Cult Favourites Harold and Maude Return At Charing Cross Theatre
A trans-generational romance bracketed by two suicides may not seem ideal comedy material but 1971's mainstream flop Harold and Maude became an unlikely cult movie, making top 100 lists after a 2012 DVD release.
This new stage version says more about modern attitudes to ageing, feminism, migration and seizing opportunities than the current slew of angry fringe diatribes. And it says it more elegantly.
Sheila Hancock's 79-year old aged-in-the-wood Maude teaches Bill Milner's compulsively insecure 19-year old Harold a kind of mindfulness — savour the orange, smell the coffee, seize the day, count the stars, climb trees, do what your heart wants rather than what society prescribes. But she delivers these homilies with a lightness of touch and a subtle sense of irony that makes even the trite ones palatable. And one or two of her existential observations may just make you think.
Director Thom Southerland frames the production as a surrealist painting and the visual staging — and some charming music by Michael Bruce — give what could have been a lightly gruesome comedy, a third dimension of pure class.
Both leading performances are soundly observed, but the slightly batty slightly surreal production most perfectly surrounds what Hancock has done with her character. Although an American septuagenarian, she doesn't wisecrack every third line like The Golden Girls and the gentle Austrian accent works best when she opens her Viennese suitcase of memories from her colourful yet painful past.
The ensemble is first-rate, but the scene-stealer is Samuel Townsend's accordion-playing policeman who also impersonates the barking seal Maude purloins from an inattentive zoo. Comedy gold.

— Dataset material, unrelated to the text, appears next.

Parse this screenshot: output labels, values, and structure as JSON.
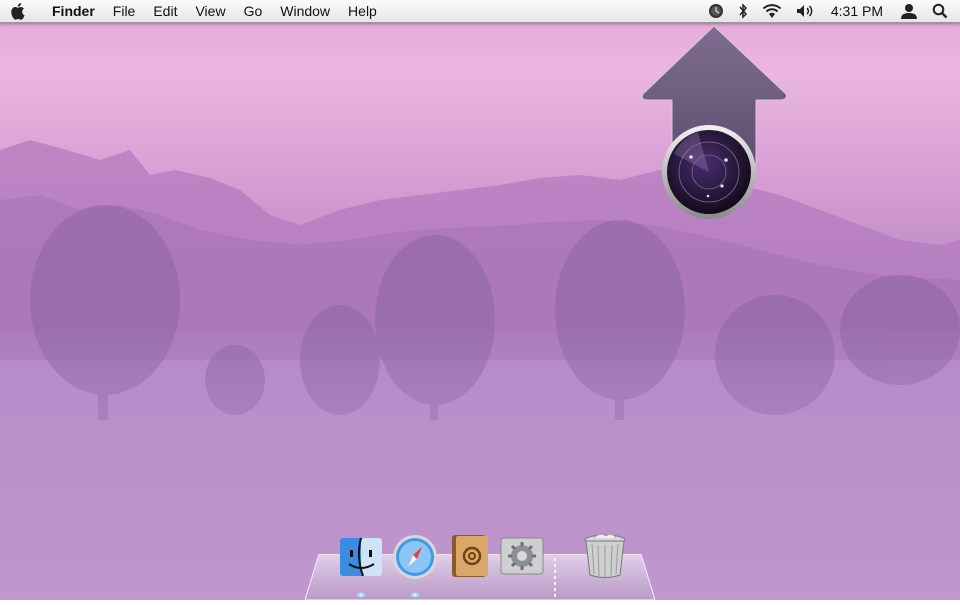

Harold and Maude, Charing Cross Theatre, The Arches, Villiers Street, WC2, £17.50-£35 [Monday-Saturday] Until 31 March
Last Updated 02 March 2018